  5. 1 2 World Wide Words Richard English: Spiv
  6. e.g. Daily Mirror 30 August 1914." “Spiv” Bagster, ....went to prison yesterday for three months as a "rogue and vagabond.” ... Bagster was detected in the yard of Victoria Station offering imitation jewellery or sale as genuine."
  7. Green, Jonathon. The Cassell Dictionary of Slang
  8. The Spectator 4 December 1982 Jeffery Bernard "Low Life"
  9. Roodhouse, Mark (2010-09-28). "City Bankers - Spivs or Profiteers?". History & Policy.
  10. Savage, Jon. Teenage: The Creation of Youth Culture. New York: Viking, 2007. ISBN   978-0-670-03837-4
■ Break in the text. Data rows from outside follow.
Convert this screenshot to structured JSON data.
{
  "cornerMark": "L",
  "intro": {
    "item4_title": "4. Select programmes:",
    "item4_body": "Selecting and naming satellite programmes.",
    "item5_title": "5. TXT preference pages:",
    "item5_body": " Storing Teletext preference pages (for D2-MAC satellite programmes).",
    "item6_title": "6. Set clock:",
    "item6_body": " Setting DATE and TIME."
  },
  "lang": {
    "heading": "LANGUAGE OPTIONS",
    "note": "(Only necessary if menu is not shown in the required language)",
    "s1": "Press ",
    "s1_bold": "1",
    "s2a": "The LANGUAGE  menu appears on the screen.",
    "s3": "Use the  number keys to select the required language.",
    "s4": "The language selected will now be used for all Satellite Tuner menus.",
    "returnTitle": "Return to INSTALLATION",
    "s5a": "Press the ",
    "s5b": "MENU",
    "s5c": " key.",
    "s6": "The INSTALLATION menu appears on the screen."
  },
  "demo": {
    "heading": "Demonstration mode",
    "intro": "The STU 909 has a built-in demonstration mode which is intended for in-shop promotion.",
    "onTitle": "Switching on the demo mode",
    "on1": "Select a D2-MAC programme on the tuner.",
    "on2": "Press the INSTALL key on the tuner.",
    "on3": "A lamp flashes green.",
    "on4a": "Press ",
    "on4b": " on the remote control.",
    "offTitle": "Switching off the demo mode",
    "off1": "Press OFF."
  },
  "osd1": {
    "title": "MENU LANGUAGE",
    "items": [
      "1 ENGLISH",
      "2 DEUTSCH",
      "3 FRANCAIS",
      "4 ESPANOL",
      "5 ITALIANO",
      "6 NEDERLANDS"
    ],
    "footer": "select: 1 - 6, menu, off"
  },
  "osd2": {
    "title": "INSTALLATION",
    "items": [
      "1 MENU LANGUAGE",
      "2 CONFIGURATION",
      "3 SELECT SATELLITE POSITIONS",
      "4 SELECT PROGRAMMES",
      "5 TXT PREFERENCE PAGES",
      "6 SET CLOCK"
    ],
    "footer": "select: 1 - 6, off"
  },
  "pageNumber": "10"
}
  11. The Independent 19 April 1995 Obituaries: Arthur English
  12. S. Chibnall & R. Murphy (eds) (1999) British Crime Cinema Routledge ISBN   0-415-16869-4
  13. "www.screenonline.org.uk". www.screenonline.org.uk. Retrieved 2013-06-15.
  14. Henke, James (May 17, 1979). "Joe Jackson Puts His Best Shoe Forward". Rolling Stone . Straight Arrow Publishers, Inc. (291): 22.